**Task:** Isolate every line in the data with the string "What" and copy it.

**The data:**
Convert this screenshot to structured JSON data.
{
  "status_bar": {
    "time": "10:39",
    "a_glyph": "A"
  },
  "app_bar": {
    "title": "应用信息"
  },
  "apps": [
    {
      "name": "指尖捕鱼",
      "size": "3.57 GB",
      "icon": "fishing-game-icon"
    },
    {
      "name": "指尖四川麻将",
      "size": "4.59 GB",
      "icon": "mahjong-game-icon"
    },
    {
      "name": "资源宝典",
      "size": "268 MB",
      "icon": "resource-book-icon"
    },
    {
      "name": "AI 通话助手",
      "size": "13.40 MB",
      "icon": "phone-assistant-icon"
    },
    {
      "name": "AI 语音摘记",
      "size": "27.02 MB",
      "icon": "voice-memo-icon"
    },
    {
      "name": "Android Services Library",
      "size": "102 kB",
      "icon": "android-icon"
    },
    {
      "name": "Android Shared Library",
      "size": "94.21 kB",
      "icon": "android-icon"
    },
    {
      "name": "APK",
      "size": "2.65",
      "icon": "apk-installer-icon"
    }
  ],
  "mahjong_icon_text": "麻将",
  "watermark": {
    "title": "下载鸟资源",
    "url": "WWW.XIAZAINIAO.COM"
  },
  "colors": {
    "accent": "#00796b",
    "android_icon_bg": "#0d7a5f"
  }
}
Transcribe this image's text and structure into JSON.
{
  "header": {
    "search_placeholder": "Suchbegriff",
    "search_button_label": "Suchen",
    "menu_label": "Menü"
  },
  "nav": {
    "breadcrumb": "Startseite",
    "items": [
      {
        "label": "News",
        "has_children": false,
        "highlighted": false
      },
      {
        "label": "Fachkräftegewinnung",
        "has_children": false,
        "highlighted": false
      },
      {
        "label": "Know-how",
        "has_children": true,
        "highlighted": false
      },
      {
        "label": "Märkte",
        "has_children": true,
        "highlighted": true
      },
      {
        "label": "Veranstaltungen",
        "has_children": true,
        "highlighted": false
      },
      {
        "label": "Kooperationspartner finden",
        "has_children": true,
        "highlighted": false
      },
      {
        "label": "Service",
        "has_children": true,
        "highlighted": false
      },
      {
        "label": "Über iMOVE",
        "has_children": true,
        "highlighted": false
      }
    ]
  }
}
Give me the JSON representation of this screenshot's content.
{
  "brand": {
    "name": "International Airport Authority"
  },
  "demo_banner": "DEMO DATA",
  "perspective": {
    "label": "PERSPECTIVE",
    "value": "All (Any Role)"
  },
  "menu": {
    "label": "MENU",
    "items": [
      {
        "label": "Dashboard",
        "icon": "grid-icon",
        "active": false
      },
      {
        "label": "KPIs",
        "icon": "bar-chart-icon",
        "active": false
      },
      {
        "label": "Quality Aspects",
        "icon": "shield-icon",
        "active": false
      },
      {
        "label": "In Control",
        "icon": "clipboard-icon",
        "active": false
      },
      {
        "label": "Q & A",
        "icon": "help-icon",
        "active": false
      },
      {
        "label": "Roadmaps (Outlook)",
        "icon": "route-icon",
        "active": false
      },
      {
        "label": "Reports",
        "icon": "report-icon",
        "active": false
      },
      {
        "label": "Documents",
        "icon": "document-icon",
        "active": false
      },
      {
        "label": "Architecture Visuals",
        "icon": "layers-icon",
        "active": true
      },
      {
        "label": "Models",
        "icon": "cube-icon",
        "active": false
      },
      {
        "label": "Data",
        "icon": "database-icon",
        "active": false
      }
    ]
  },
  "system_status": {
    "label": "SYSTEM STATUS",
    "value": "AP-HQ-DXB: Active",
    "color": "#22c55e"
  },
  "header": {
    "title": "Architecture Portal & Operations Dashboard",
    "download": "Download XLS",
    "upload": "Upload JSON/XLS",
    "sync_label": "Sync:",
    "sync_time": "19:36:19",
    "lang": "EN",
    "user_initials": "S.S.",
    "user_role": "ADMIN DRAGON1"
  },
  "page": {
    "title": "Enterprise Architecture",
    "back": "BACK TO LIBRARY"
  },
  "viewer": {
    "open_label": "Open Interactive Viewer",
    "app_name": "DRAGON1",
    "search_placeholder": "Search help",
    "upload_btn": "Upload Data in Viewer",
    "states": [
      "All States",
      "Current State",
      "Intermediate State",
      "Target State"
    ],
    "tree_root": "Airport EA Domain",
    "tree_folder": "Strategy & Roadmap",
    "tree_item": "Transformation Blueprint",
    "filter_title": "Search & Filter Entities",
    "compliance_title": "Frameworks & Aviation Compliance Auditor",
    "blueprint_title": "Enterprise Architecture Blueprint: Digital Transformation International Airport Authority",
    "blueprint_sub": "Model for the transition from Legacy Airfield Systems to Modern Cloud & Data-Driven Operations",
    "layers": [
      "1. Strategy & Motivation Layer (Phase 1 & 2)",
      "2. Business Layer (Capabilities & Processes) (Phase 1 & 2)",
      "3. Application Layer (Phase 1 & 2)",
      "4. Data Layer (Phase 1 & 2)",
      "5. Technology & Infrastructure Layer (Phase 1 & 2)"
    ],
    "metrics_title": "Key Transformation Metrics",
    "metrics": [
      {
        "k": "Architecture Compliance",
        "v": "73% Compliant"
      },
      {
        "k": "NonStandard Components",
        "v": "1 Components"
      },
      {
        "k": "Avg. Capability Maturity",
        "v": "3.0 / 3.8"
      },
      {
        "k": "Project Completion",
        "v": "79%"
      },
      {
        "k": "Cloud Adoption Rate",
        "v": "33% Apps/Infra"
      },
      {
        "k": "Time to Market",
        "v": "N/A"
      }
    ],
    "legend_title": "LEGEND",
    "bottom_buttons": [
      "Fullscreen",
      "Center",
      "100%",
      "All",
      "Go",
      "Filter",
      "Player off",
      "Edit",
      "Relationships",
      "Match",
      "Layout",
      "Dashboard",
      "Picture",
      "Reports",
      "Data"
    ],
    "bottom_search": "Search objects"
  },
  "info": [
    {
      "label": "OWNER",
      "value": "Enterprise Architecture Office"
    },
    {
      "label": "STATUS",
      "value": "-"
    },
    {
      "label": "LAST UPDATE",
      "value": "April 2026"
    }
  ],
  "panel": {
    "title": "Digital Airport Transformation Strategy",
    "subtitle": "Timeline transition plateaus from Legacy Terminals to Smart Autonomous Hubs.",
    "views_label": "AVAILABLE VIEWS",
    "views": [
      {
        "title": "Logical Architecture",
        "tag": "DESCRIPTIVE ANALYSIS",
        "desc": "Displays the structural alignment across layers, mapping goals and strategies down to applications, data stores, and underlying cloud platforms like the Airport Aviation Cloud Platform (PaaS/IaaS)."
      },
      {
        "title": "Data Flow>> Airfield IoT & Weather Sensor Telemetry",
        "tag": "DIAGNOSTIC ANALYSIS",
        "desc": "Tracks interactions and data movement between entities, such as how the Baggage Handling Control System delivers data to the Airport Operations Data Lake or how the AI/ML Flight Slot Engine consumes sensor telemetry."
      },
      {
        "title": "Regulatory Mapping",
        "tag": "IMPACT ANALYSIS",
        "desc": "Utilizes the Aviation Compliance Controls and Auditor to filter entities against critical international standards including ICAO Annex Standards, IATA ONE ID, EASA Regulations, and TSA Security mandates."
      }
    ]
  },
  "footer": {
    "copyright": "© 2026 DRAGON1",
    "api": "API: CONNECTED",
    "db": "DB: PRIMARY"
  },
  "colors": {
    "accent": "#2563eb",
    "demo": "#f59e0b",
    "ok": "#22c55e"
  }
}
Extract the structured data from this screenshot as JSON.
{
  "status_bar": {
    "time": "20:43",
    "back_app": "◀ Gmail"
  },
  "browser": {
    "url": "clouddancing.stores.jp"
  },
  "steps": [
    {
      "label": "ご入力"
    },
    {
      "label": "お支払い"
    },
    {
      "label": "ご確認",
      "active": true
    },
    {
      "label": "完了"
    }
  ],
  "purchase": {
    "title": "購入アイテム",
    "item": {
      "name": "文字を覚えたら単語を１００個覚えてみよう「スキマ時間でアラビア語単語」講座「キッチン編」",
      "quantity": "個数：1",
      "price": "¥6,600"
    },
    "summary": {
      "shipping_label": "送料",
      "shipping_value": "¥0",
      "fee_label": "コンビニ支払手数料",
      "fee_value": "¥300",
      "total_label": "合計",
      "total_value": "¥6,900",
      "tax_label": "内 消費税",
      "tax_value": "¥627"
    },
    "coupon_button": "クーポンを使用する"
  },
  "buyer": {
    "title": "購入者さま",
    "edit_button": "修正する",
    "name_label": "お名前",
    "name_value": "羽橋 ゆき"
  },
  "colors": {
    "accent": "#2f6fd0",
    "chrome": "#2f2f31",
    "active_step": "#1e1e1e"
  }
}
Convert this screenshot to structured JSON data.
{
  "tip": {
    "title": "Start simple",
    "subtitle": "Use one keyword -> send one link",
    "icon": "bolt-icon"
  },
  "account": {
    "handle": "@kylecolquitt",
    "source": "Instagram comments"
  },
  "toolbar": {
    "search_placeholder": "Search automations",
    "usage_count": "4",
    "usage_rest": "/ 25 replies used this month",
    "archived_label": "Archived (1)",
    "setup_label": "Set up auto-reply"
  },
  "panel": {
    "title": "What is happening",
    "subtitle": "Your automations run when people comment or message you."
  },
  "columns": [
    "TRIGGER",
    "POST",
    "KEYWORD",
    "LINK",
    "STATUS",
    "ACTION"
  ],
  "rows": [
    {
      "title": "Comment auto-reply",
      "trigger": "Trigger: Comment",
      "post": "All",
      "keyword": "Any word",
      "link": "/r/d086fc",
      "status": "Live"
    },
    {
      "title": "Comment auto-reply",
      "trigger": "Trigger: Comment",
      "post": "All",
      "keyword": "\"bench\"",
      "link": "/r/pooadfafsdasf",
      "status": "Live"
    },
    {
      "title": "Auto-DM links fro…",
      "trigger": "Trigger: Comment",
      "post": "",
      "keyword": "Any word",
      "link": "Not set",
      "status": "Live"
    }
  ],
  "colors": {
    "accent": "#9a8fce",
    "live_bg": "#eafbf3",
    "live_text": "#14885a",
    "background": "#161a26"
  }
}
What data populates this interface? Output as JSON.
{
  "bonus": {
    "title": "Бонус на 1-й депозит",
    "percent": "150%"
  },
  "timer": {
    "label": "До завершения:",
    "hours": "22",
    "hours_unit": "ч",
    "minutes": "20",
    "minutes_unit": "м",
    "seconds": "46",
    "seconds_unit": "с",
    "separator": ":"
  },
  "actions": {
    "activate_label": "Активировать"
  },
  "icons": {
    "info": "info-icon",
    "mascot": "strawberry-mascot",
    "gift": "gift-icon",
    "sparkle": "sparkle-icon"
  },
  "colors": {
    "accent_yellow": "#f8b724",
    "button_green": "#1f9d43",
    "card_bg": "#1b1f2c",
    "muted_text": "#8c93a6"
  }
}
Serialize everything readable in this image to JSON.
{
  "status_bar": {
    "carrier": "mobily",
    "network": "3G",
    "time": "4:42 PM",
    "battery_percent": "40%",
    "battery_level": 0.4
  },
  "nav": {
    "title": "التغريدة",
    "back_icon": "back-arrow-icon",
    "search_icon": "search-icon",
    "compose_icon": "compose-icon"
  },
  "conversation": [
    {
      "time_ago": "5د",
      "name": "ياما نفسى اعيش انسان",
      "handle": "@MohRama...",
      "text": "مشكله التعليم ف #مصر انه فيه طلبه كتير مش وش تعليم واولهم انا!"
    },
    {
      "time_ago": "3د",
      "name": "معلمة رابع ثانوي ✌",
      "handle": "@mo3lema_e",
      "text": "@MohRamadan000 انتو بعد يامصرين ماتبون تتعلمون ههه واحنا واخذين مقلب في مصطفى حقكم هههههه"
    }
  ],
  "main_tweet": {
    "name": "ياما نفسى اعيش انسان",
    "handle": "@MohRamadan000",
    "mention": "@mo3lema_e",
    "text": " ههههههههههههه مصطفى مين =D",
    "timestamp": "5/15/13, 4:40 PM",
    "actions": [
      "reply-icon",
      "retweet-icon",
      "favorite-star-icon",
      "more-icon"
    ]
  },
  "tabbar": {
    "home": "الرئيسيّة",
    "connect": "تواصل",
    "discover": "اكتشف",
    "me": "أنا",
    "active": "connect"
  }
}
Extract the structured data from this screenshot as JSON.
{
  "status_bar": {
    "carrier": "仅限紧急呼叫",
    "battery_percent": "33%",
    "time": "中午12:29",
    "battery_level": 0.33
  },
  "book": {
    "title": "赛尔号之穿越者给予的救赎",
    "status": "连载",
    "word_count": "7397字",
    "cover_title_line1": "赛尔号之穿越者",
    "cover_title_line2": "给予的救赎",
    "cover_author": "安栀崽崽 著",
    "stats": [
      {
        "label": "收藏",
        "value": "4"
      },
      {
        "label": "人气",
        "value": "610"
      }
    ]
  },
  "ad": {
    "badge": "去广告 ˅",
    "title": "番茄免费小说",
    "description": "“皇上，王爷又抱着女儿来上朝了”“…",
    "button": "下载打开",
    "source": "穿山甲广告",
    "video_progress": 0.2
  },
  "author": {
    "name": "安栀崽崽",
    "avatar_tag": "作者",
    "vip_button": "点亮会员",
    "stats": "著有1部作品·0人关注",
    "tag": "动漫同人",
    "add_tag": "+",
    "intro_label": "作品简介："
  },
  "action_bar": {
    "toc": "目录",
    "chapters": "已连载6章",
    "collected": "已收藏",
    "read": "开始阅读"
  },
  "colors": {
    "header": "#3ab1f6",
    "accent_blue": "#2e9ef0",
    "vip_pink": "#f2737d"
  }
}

**Your solution:**
    "title": "What is happening",
What data populates this interface? Output as JSON.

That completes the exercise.